·RIDE Due Process Hearing Request Form in PDF


·CADRE IDEA Due Process Complaints Parent Guide and companion videos: available in 12 languages

·CADRE IDEA Special Education Resolution Meetings Parent Guide and companion videos: available in 12 languages

RIDE provides information to the public regarding Dispute Resolution options exercised in each school district by year.

  • The Center for Appropriate Dispute Resolution in Special Education ("CADRE") is funded by the Office of Special Education Programs at the US Department of Education to serve as the National Center on Dispute Resolution in Special Education.  CADRE works to increase the nation's capacity to prevent and resolve special education and early intervention disputes by fostering productive home/school/provider partnerships and the use of collaborative processes to improve outcomes for children and youth with disabilities.  CADRE has a wealth of resources to support families and educators work together and through disagreement. 

    Parent Organizations are available to assist parents with questions and build their knowledge about Special Education and related services. Parents who know their rights can effectively partner with the school team in making educational decisions about their child. The lead parent organizations in Rhode Island are the

    ·Rhode Island Parent Information Network (La Red de Información para Padres de Familia de Rhode Island / RIPIN): 270-0101 800-464-3399, and the

    ·Rhode Island Parent Support Network (Red de Apoyo a Padres de Familia / PSN): 467-6855 1-800-483-8844 /

Related Resources

  • Rhode Island Department of Education Legal Office
  • US Department of Education
  • US Department of Education, Office for Civil Rights:

    The regional Civil Rights office serving Rhode Island is:


    Boston Office

    Office for Civil Rights

    U.S. Department of Education

    33 Arch Street, Suite 900

    Boston, MA 02110-1491

    Telephone: 617-289-0111

    FAX: 617-289-0150; TDD: 877-521-2172

    Email: OCR.Boston@ed.gov

    Each public school district assigns an administrator to oversee its system of ensuring general education accommodations for students eligible under Section 504 of the Rehabilitation Act. Please contact your local Superintendent's Office to reach the 504 Coordinator for your district.

    Complaints regarding provision of general education accommodations under Section 504 for an eligible student may be directed to the Rhode Island Department of Education's Legal Office.


  • ADA Technical Assistance Centers

    The National Institute on Disability and Rehabilitation Research (NIDRR) has established ten regional centers to provide information, training, and technical assistance to employers, people with disabilities, and other entities with responsibilities under the ADA. The centers act as a "one-stop" central, comprehensive resource on ADA issues in employment, public services, public accommodations, and communications. Each center works closely with local business, disability, governmental, rehabilitation, and other professional networks to provide ADA information and assistance. For information contact 1-800-949-4232 (V/TTY).

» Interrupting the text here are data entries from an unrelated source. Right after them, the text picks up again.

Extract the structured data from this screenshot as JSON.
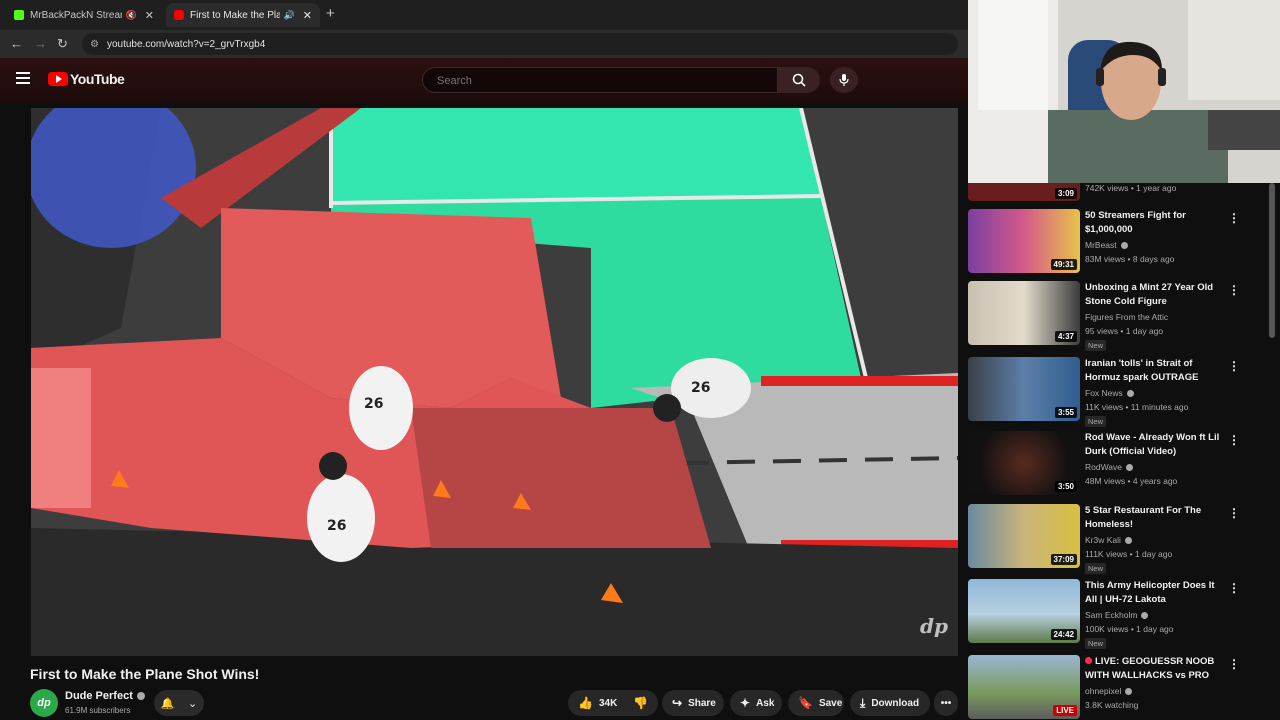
{
  "browser": {
    "tabs": [
      {
        "title": "MrBackPackN Stream - Wa",
        "icon_color": "#53fc18"
      },
      {
        "title": "First to Make the Plane Sho",
        "icon_color": "#ff0000"
      }
    ],
    "new_tab": "+",
    "url": "youtube.com/watch?v=2_grvTrxgb4"
  },
  "youtube": {
    "logo_text": "YouTube",
    "search_placeholder": "Search"
  },
  "video": {
    "title": "First to Make the Plane Shot Wins!",
    "watermark": "dp",
    "channel": {
      "name": "Dude Perfect",
      "subscribers": "61.9M subscribers",
      "avatar_text": "dp"
    },
    "actions": {
      "likes": "34K",
      "share": "Share",
      "ask": "Ask",
      "save": "Save",
      "download": "Download"
    }
  },
  "recommendations": {
    "partial_top": {
      "duration": "3:09",
      "meta": "742K views • 1 year ago"
    },
    "items": [
      {
        "title": "50 Streamers Fight for $1,000,000",
        "channel": "MrBeast",
        "verified": true,
        "meta": "83M views • 8 days ago",
        "duration": "49:31",
        "badge": ""
      },
      {
        "title": "Unboxing a Mint 27 Year Old Stone Cold Figure",
        "channel": "Figures From the Attic",
        "verified": false,
        "meta": "95 views • 1 day ago",
        "duration": "4:37",
        "badge": "New"
      },
      {
        "title": "Iranian 'tolls' in Strait of Hormuz spark OUTRAGE",
        "channel": "Fox News",
        "verified": true,
        "meta": "11K views • 11 minutes ago",
        "duration": "3:55",
        "badge": "New"
      },
      {
        "title": "Rod Wave - Already Won ft Lil Durk (Official Video)",
        "channel": "RodWave",
        "verified": true,
        "meta": "48M views • 4 years ago",
        "duration": "3:50",
        "badge": ""
      },
      {
        "title": "5 Star Restaurant For The Homeless!",
        "channel": "Kr3w Kali",
        "verified": true,
        "meta": "111K views • 1 day ago",
        "duration": "37:09",
        "badge": "New"
      },
      {
        "title": "This Army Helicopter Does It All | UH-72 Lakota",
        "channel": "Sam Eckholm",
        "verified": true,
        "meta": "100K views • 1 day ago",
        "duration": "24:42",
        "badge": "New"
      },
      {
        "title": "LIVE: GEOGUESSR NOOB WITH WALLHACKS vs PRO",
        "channel": "ohnepixel",
        "verified": true,
        "meta": "3.8K watching",
        "duration": "LIVE",
        "badge": ""
      }
    ]
  }
}
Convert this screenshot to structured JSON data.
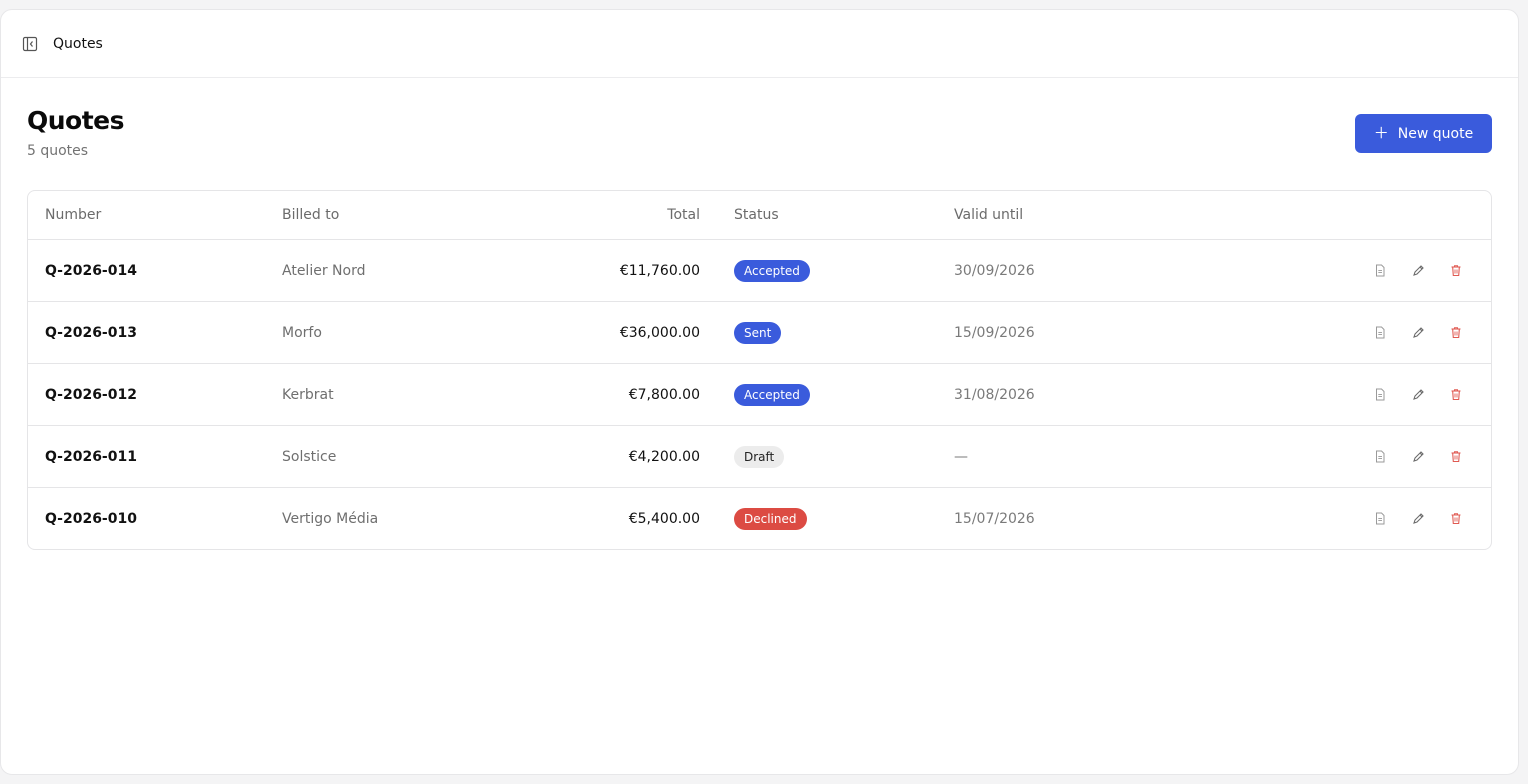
{
  "topbar": {
    "toggle_icon": "sidebar-collapse-icon",
    "breadcrumb": "Quotes"
  },
  "header": {
    "title": "Quotes",
    "count": "5 quotes",
    "new_button": {
      "icon": "plus-icon",
      "label": "New quote"
    }
  },
  "table": {
    "columns": {
      "number": "Number",
      "billed_to": "Billed to",
      "total": "Total",
      "status": "Status",
      "valid_until": "Valid until"
    },
    "rows": [
      {
        "number": "Q-2026-014",
        "billed_to": "Atelier Nord",
        "total": "€11,760.00",
        "status": "Accepted",
        "status_kind": "accepted",
        "valid_until": "30/09/2026"
      },
      {
        "number": "Q-2026-013",
        "billed_to": "Morfo",
        "total": "€36,000.00",
        "status": "Sent",
        "status_kind": "sent",
        "valid_until": "15/09/2026"
      },
      {
        "number": "Q-2026-012",
        "billed_to": "Kerbrat",
        "total": "€7,800.00",
        "status": "Accepted",
        "status_kind": "accepted",
        "valid_until": "31/08/2026"
      },
      {
        "number": "Q-2026-011",
        "billed_to": "Solstice",
        "total": "€4,200.00",
        "status": "Draft",
        "status_kind": "draft",
        "valid_until": "—"
      },
      {
        "number": "Q-2026-010",
        "billed_to": "Vertigo Média",
        "total": "€5,400.00",
        "status": "Declined",
        "status_kind": "declined",
        "valid_until": "15/07/2026"
      }
    ],
    "row_actions": [
      "document-icon",
      "pencil-icon",
      "trash-icon"
    ]
  },
  "colors": {
    "accent": "#3a5bdc",
    "danger": "#dc4b43",
    "draft_bg": "#ececec"
  }
}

  • Rhode Island Governor's Commission on Disabilities

    The Commission's objective is to ensure that all people with disabilities are afforded the opportunities to exercise all the rights and responsibilities accorded to citizens of this state and each person with a disability is able to reach his/her maximum potential in independence, human development, productivity and self-sufficiency.


    Governor's Commission on Disabilities

    John O. Pastore Center

    41 Cherry Dale Court

    Cranston, RI 02920-3049

    Website: www.disabilities.ri.gov

    (401) 462-0100 TTY 711


Data Visualizations

All data for visualizations provided by the Center for Appropriate Dispute Resolution in Special Education (CADRE), based on data reported to the US Department of Education by individual states.